In the case of Perfect 10 Weddings, the slideshows, layout assistance, composition and editing assistance, kiddie activity packs, games to entertain the crowd, hosting, and even styling assistance come as gifts to the couple. Why? Because we believe a hassle-free, personalized wedding doesn't have to come with such a hefty price tag.
Fifth Suggestion of Ten: Ask a supplier to handle several tasks for you.
Chances are, if you're dealing with one supplier for lots of things, you will be able to get a better price than if you would get each item from a separate supplier. Try to inquire about prices separately then compare the package price. We are certain the package would come out cheaper.
There are lights and sounds providers who can also handle the projector, the generator set, the drapes, and even the crew meals.

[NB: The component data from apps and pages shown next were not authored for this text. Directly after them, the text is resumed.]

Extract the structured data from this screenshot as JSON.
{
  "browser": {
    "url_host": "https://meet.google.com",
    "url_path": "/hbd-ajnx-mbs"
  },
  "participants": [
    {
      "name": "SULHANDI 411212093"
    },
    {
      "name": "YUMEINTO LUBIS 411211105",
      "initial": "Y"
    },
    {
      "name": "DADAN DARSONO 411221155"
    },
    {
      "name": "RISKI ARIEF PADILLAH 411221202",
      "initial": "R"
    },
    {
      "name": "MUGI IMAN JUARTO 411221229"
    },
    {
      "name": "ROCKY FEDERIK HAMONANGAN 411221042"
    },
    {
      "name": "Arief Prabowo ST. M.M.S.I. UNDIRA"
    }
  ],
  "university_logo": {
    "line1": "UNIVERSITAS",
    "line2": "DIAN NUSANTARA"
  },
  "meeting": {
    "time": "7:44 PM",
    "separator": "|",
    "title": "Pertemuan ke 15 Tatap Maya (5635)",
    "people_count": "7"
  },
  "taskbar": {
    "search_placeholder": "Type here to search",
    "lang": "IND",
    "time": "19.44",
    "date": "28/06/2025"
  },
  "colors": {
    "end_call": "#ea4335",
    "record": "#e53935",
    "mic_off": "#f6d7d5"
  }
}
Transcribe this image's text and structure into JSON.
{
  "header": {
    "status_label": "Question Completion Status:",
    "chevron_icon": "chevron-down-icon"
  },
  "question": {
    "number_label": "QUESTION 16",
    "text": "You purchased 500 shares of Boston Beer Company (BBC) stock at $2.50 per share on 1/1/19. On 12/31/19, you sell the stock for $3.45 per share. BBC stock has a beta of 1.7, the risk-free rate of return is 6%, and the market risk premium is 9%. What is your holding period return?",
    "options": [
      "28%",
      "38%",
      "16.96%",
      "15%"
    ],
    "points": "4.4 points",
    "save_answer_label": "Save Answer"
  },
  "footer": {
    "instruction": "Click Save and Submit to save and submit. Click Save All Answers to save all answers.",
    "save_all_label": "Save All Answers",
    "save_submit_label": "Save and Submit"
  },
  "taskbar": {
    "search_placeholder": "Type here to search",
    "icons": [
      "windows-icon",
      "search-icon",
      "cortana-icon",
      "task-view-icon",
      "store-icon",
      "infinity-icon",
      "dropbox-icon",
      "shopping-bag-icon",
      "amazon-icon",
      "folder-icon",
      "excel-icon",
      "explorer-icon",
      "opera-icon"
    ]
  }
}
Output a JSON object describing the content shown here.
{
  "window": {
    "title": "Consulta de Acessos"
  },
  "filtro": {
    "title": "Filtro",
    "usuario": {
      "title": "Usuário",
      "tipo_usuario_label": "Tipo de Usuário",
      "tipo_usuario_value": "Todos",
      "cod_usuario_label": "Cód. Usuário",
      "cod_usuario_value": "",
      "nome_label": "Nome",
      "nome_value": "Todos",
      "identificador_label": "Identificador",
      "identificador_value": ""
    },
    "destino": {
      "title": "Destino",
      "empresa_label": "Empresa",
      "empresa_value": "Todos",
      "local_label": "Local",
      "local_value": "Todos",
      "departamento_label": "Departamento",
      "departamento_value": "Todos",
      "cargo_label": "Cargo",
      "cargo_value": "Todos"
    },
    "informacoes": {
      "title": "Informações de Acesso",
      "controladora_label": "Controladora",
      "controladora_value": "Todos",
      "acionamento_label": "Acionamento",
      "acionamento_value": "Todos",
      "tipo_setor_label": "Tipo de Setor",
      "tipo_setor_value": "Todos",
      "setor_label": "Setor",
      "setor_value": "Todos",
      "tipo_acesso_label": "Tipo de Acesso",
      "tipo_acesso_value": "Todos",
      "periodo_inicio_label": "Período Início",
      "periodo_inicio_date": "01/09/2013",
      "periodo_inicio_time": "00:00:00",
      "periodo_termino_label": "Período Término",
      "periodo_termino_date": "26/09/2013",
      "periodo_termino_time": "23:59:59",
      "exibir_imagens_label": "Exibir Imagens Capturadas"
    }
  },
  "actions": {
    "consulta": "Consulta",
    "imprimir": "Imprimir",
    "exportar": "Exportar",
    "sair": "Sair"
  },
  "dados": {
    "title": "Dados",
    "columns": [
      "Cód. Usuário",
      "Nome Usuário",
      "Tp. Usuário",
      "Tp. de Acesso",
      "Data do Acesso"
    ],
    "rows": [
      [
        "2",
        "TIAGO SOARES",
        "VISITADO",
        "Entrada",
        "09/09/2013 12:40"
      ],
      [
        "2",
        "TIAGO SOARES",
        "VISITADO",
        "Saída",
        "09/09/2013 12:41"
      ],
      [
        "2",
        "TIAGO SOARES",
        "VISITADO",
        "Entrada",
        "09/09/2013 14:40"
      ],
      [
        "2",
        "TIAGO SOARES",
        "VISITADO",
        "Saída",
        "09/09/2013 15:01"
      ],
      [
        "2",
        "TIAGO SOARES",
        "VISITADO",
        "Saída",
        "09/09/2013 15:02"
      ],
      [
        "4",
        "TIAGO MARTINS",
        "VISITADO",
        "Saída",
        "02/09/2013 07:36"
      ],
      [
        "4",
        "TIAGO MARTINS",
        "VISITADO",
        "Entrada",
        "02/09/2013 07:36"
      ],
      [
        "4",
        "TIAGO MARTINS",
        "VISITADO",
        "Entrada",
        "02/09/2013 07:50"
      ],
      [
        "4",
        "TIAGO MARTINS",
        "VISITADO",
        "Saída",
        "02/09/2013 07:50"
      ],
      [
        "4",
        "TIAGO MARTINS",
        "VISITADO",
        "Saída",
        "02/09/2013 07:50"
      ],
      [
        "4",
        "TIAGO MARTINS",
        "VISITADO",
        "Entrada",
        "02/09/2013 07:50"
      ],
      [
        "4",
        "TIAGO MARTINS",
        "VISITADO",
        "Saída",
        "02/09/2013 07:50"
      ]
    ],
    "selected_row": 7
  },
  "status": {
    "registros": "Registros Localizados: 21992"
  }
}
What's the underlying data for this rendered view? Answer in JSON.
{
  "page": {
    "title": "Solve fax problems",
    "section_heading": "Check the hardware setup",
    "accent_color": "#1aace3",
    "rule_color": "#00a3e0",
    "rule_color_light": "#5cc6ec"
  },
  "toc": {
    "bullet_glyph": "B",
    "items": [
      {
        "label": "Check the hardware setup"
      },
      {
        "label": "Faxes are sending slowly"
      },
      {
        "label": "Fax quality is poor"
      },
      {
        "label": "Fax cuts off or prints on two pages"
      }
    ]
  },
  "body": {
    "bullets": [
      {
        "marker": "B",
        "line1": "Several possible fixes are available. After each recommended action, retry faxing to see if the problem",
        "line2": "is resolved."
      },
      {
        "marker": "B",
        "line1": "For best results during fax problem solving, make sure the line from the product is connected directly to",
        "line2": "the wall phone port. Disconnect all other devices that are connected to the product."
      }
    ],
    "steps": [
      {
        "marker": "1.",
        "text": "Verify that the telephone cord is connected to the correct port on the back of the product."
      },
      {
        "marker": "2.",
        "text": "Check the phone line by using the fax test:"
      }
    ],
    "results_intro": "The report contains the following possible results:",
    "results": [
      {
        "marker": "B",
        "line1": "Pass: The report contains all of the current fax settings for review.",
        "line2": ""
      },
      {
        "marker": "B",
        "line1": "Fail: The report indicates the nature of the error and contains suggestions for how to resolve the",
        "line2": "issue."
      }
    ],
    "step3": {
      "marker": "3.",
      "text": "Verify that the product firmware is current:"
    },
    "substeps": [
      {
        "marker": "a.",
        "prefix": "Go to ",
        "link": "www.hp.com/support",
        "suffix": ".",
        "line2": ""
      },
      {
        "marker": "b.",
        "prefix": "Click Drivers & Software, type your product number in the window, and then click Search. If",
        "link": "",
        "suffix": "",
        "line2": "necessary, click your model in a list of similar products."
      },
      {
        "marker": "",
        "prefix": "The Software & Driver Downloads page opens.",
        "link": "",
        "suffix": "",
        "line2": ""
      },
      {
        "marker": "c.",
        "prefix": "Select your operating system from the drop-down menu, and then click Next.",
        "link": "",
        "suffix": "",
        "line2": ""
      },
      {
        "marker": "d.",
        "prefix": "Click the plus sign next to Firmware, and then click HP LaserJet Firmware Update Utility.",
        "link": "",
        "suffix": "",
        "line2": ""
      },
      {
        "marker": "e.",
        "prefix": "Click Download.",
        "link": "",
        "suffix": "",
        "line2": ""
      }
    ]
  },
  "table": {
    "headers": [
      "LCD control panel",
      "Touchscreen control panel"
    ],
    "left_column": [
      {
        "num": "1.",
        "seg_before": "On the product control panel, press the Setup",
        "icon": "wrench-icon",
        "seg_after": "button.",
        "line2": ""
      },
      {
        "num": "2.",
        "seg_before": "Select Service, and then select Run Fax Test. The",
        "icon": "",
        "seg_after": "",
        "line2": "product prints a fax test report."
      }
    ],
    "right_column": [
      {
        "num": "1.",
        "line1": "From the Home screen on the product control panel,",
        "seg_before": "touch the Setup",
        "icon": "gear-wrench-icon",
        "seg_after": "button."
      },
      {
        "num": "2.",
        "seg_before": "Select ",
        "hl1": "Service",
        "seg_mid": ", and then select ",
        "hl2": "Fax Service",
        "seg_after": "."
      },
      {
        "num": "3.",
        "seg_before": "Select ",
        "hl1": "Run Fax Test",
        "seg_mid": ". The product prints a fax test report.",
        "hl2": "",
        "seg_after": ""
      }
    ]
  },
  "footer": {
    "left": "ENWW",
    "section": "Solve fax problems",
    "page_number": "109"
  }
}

That means, it will be easier on the bride because the instructions will be given to just one person and everything that will happen in the program from the sound of the band to the lights and the projected AVPs will be synchronized.
Another example concerns flowers. If you get your bouquets from the same provider as the church flowers, he/she can probably throw in the boutonnieres, the flower girls' headdresses, and even the car bouquet for free.
Sixth Suggestion of Ten: Ask for help from friends, godparents, and your parents.
Friends are usually willing to lend a helping hand. Some can lend their car, others can offer to buy their suits or dresses. For as long as the colors are not too difficult to find at the mall, and the costs are not too prohibitive, you can ask them to buy their own stuff -- it's going to be their contribution to your personalized wedding. (If you want to have a black wedding, you can ask them to just wear any black dress or a black coat and tie. You will have your theme without spending a single cent.)
Darlene and Emman got their open bar as a gift from friends... :)
Since you will conceptualize the ingredients (or ask help from your caterer) and buy the cocktail food on your own, you will undoubtedly have savings. Just make sure you set a budget and stick to it. It's easy to get carried away when you're facing the cheeses in the grocery or the endless jars of dried fruits, nuts... :)
Guests take time to prepare for your wedding; thus, it is safe to assume that they also forego snacks, breakfast, or lunch just to be with you. It is really most considerate to provide cocktails so they have something to tide them over till the main meal. You are after all, busy with your photo-ops after the wedding, and you can't expect them to find ways to entertain themselves or to pass by Mc Do in their long gowns, and coats and ties... :)
Eighth Suggestion of Ten: Tweak packages.
Sometimes, the best way to save is to ask for exactly what you need. Take away all the stuff you don't need. Who knows, the provider might be willing to give you a lower price?
In the case of Perfect 10 Weddings, the package provisions aren't set in stone. That way, we can really be true to our word when we said we'd personalize for our couples. :)
Ninth Suggestion of Ten: Decorate as needed.
Avoid getting a lot of add-ons. Anyway, you're the star of the show. Your decor will add to how the guests will see your theme, that's true, but go for decorative elements which really have an impact on the big picture. Really small items on the tables won't be seen much. Elaborate drapes that will cover a really nice ceiling will hurt your pocket but will not add to the beauty of the place. Big flower arrangements will end up on the floor because the photographer can't get a good shot. So... when decorating, combine functionality with impact. :)
Tenth Suggestion (this is the last... whew): Get a coordinator who will help you stick to your budget.
There are so many coordinators out there, but try to get one who will not really suggest out of this world, expensive stuff. Go for the one who seems practical to begin with or in our case, who stayed practical despite the lure of wedding stuff. If she stayed practical for her own wedding, she will most likely be able to help you stay practical for yours. :)